> PROBLEM DESCRIPTION
Lines from the records below that contain the word "text" are to be copied out.

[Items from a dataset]
----

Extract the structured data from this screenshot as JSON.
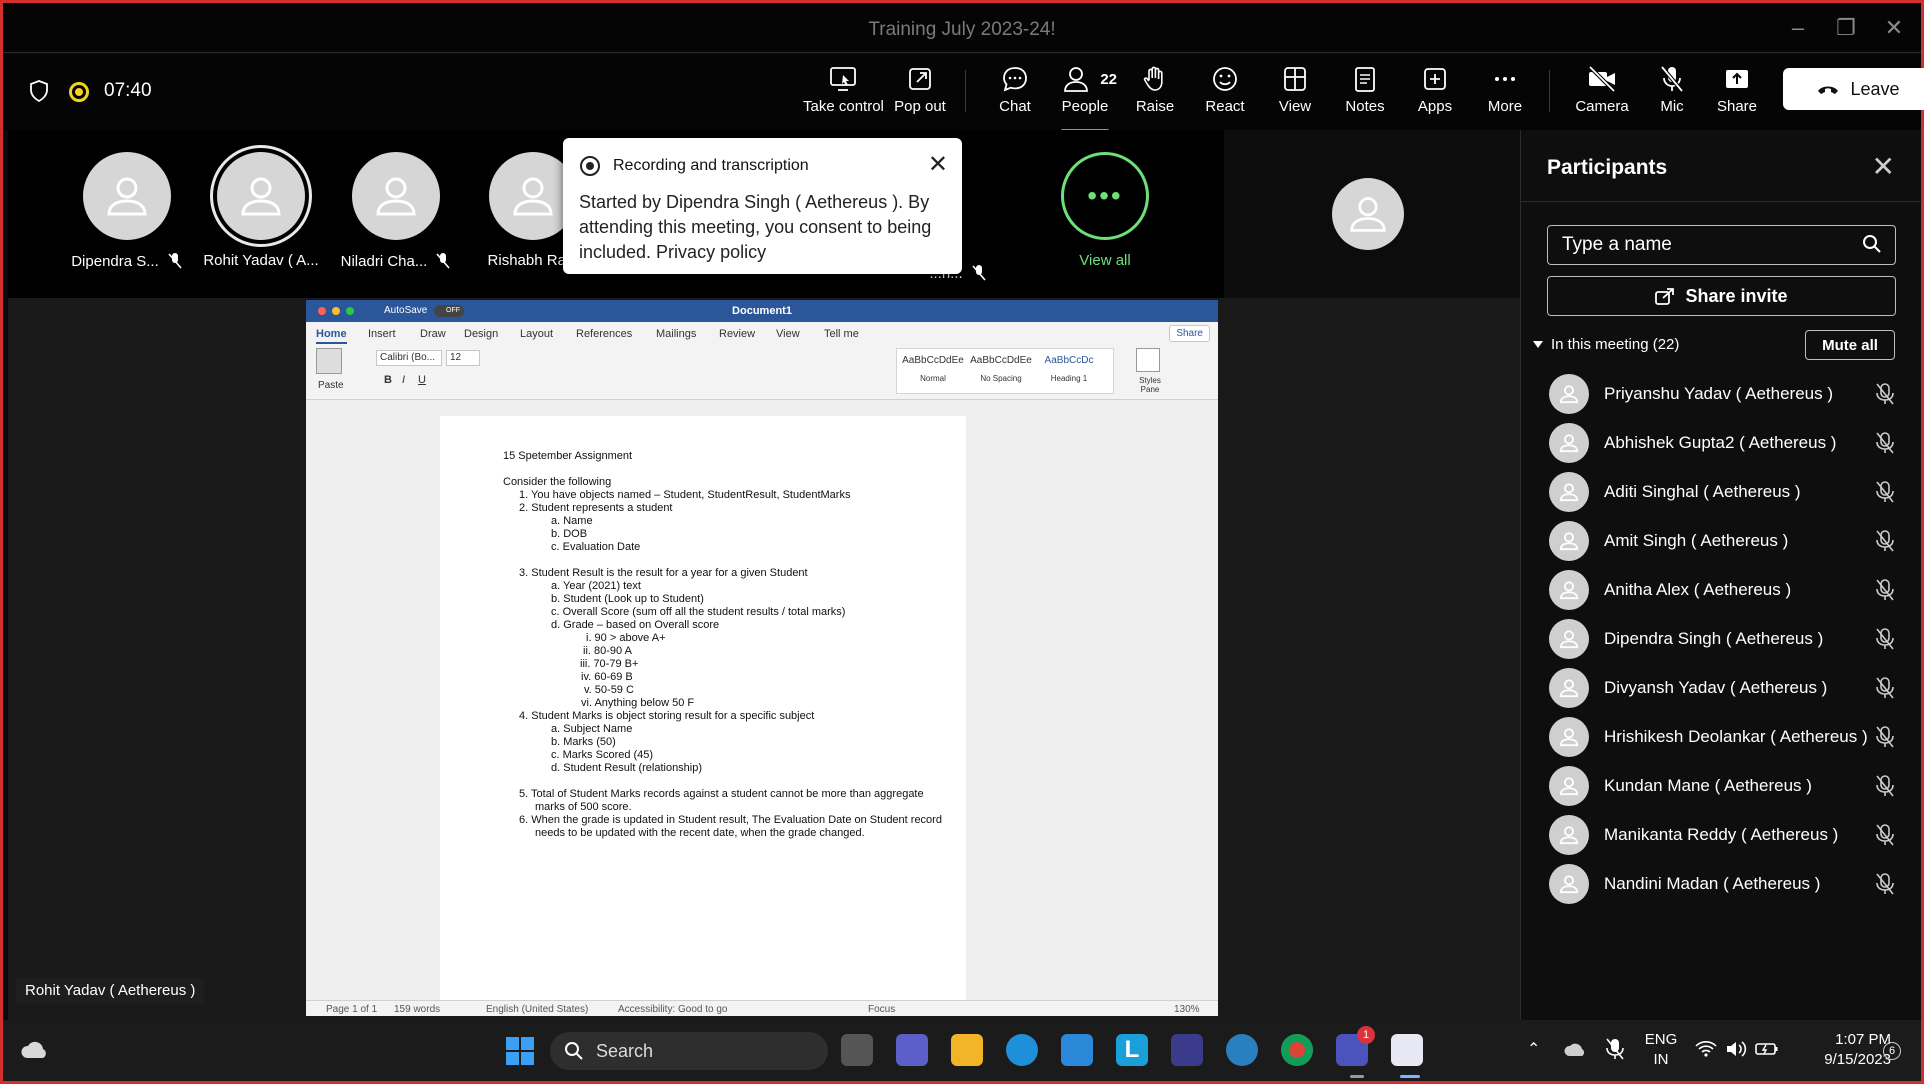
{
  "window": {
    "title": "Training July 2023-24!"
  },
  "toolbar": {
    "time": "07:40",
    "take_control": "Take control",
    "pop_out": "Pop out",
    "chat": "Chat",
    "people": "People",
    "people_count": "22",
    "raise": "Raise",
    "react": "React",
    "view": "View",
    "notes": "Notes",
    "apps": "Apps",
    "more": "More",
    "camera": "Camera",
    "mic": "Mic",
    "share": "Share",
    "leave": "Leave",
    "accent_color": "#7e8cf0"
  },
  "strip": {
    "tiles": [
      "Dipendra S...",
      "Rohit Yadav ( A...",
      "Niladri Cha...",
      "Rishabh Ra...",
      "...h..."
    ],
    "view_all": "View all"
  },
  "popup": {
    "title": "Recording and transcription",
    "body": "Started by Dipendra Singh ( Aethereus ). By attending this meeting, you consent to being included. Privacy policy"
  },
  "presenter_tag": "Rohit Yadav ( Aethereus )",
  "word": {
    "autosave": "AutoSave",
    "autosave_state": "OFF",
    "doc_title": "Document1",
    "tabs": [
      "Home",
      "Insert",
      "Draw",
      "Design",
      "Layout",
      "References",
      "Mailings",
      "Review",
      "View"
    ],
    "tell_me": "Tell me",
    "share": "Share",
    "paste": "Paste",
    "font": "Calibri (Bo...",
    "size": "12",
    "styles": [
      {
        "sample": "AaBbCcDdEe",
        "name": "Normal"
      },
      {
        "sample": "AaBbCcDdEe",
        "name": "No Spacing"
      },
      {
        "sample": "AaBbCcDc",
        "name": "Heading 1"
      }
    ],
    "styles_pane": "Styles Pane",
    "lines": [
      "15 Spetember Assignment",
      "Consider the following",
      "1.   You have objects named – Student, StudentResult, StudentMarks",
      "2.   Student represents a student",
      "a.   Name",
      "b.   DOB",
      "c.   Evaluation Date",
      "3.   Student Result is the result for a year for a given Student",
      "a.   Year (2021) text",
      "b.   Student (Look up to Student)",
      "c.   Overall Score (sum off all the student results / total marks)",
      "d.    Grade – based on Overall score",
      "i.    90 > above A+",
      "ii.    80-90 A",
      "iii.    70-79 B+",
      "iv.    60-69 B",
      "v.    50-59 C",
      "vi.    Anything below 50 F",
      "4.   Student Marks is object storing result for a specific subject",
      "a.   Subject Name",
      "b.   Marks (50)",
      "c.   Marks Scored (45)",
      "d.   Student Result (relationship)",
      "5.   Total of Student Marks records against a student cannot be more than aggregate",
      "marks of 500 score.",
      "6.   When the grade is updated in Student result, The Evaluation Date on Student record",
      "needs to be updated with the recent date, when the grade changed."
    ],
    "status": {
      "page": "Page 1 of 1",
      "words": "159 words",
      "language": "English (United States)",
      "accessibility": "Accessibility: Good to go",
      "focus": "Focus",
      "zoom": "130%"
    }
  },
  "participants": {
    "title": "Participants",
    "search_placeholder": "Type a name",
    "share_invite": "Share invite",
    "section": "In this meeting (22)",
    "mute_all": "Mute all",
    "people": [
      "Priyanshu Yadav ( Aethereus )",
      "Abhishek Gupta2 ( Aethereus )",
      "Aditi Singhal ( Aethereus )",
      "Amit Singh ( Aethereus )",
      "Anitha Alex ( Aethereus )",
      "Dipendra Singh ( Aethereus )",
      "Divyansh Yadav ( Aethereus )",
      "Hrishikesh Deolankar ( Aethereus )",
      "Kundan Mane ( Aethereus )",
      "Manikanta Reddy ( Aethereus )",
      "Nandini Madan ( Aethereus )"
    ]
  },
  "taskbar": {
    "search": "Search",
    "lang1": "ENG",
    "lang2": "IN",
    "time": "1:07 PM",
    "date": "9/15/2023",
    "teams_badge": "1",
    "notif_badge": "6"
  }
}
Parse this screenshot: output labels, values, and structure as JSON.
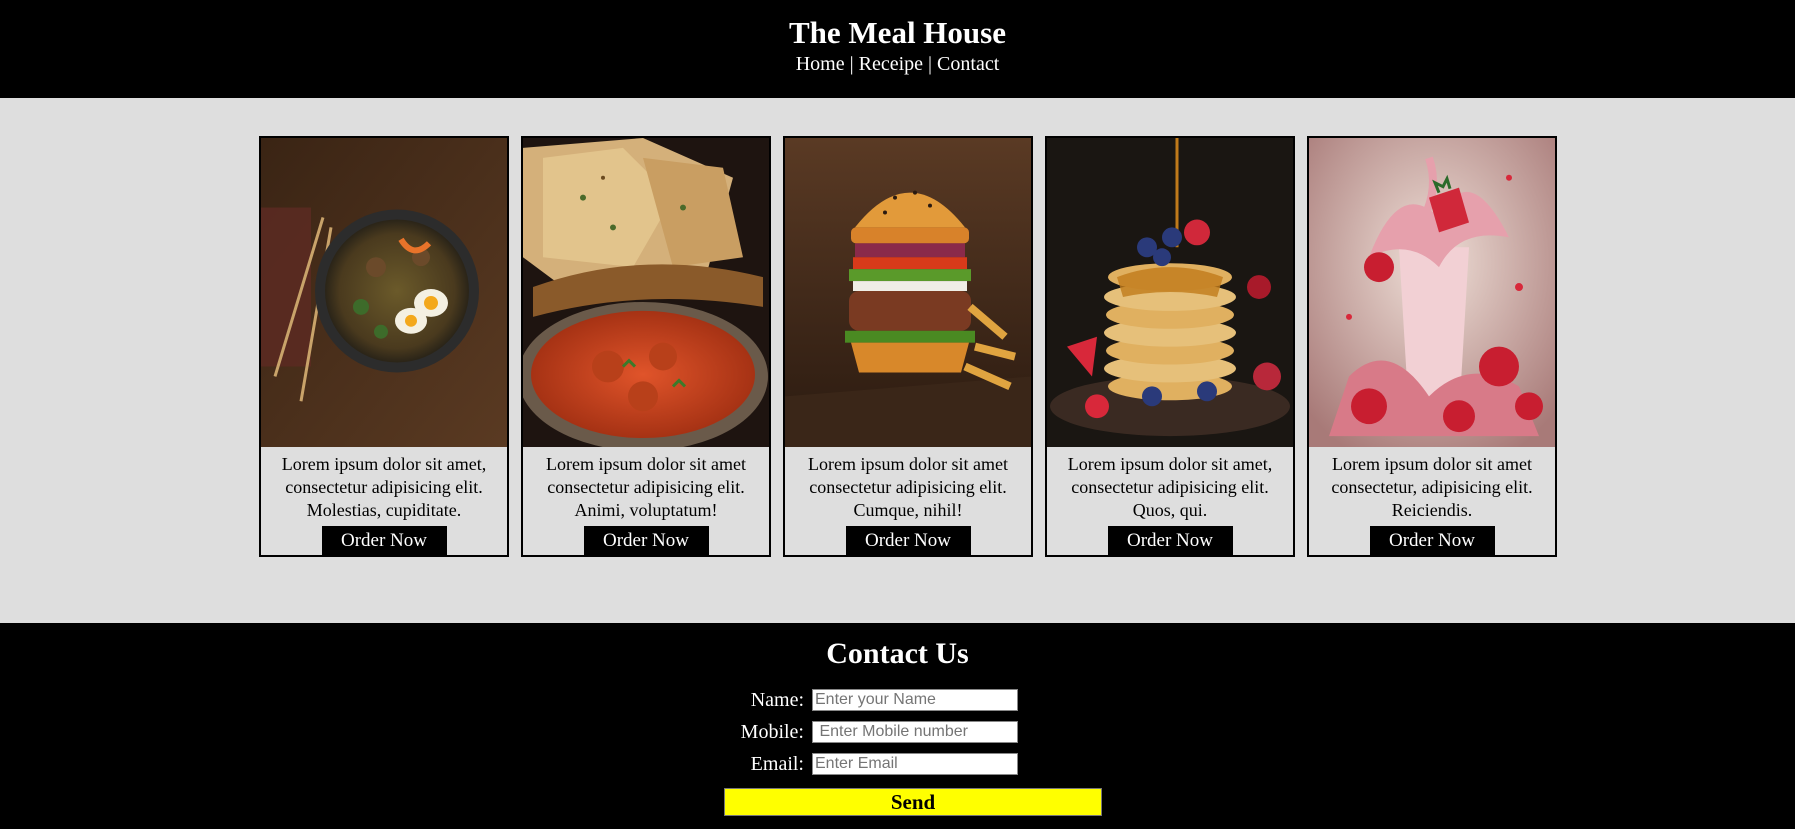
{
  "header": {
    "title": "The Meal House",
    "nav": [
      {
        "label": "Home"
      },
      {
        "label": "Receipe"
      },
      {
        "label": "Contact"
      }
    ],
    "separator": "|"
  },
  "cards": [
    {
      "image": "ramen-bowl-photo",
      "text": "Lorem ipsum dolor sit amet, consectetur adipisicing elit. Molestias, cupiditate.",
      "button": "Order Now"
    },
    {
      "image": "naan-curry-photo",
      "text": "Lorem ipsum dolor sit amet consectetur adipisicing elit. Animi, voluptatum!",
      "button": "Order Now"
    },
    {
      "image": "burger-photo",
      "text": "Lorem ipsum dolor sit amet consectetur adipisicing elit. Cumque, nihil!",
      "button": "Order Now"
    },
    {
      "image": "pancakes-photo",
      "text": "Lorem ipsum dolor sit amet, consectetur adipisicing elit. Quos, qui.",
      "button": "Order Now"
    },
    {
      "image": "strawberry-milkshake-photo",
      "text": "Lorem ipsum dolor sit amet consectetur, adipisicing elit. Reiciendis.",
      "button": "Order Now"
    }
  ],
  "contact": {
    "title": "Contact Us",
    "fields": [
      {
        "label": "Name:",
        "placeholder": "Enter your Name",
        "value": ""
      },
      {
        "label": "Mobile:",
        "placeholder": " Enter Mobile number",
        "value": ""
      },
      {
        "label": "Email:",
        "placeholder": "Enter Email",
        "value": ""
      }
    ],
    "send_label": "Send"
  },
  "colors": {
    "header_bg": "#000000",
    "main_bg": "#dedede",
    "button_bg": "#000000",
    "send_bg": "#ffff00"
  }
}
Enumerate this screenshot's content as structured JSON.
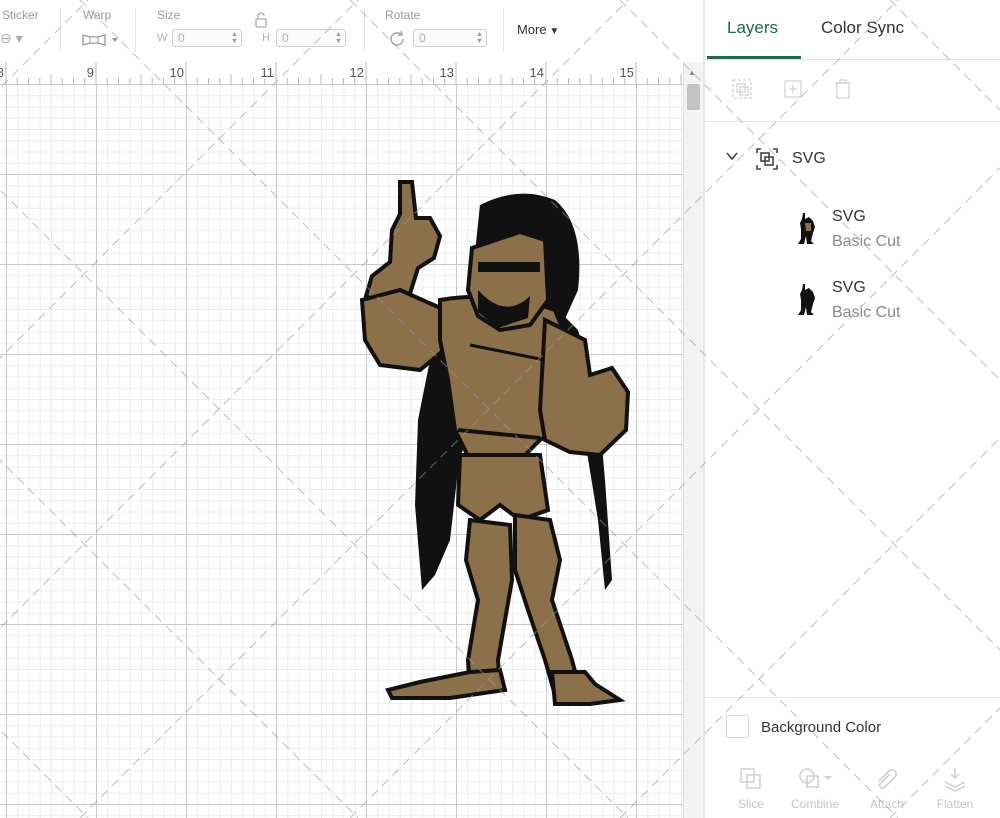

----

> SOLUTION TO THE PROBLEM
      "a.   Year (2021) text",
      "text": "Lorem ipsum dolor sit amet, consectetur adipisicing elit. Molestias, cupiditate.",
      "text": "Lorem ipsum dolor sit amet consectetur adipisicing elit. Animi, voluptatum!",
      "text": "Lorem ipsum dolor sit amet consectetur adipisicing elit. Cumque, nihil!",
      "text": "Lorem ipsum dolor sit amet, consectetur adipisicing elit. Quos, qui.",
      "text": "Lorem ipsum dolor sit amet consectetur, adipisicing elit. Reiciendis.",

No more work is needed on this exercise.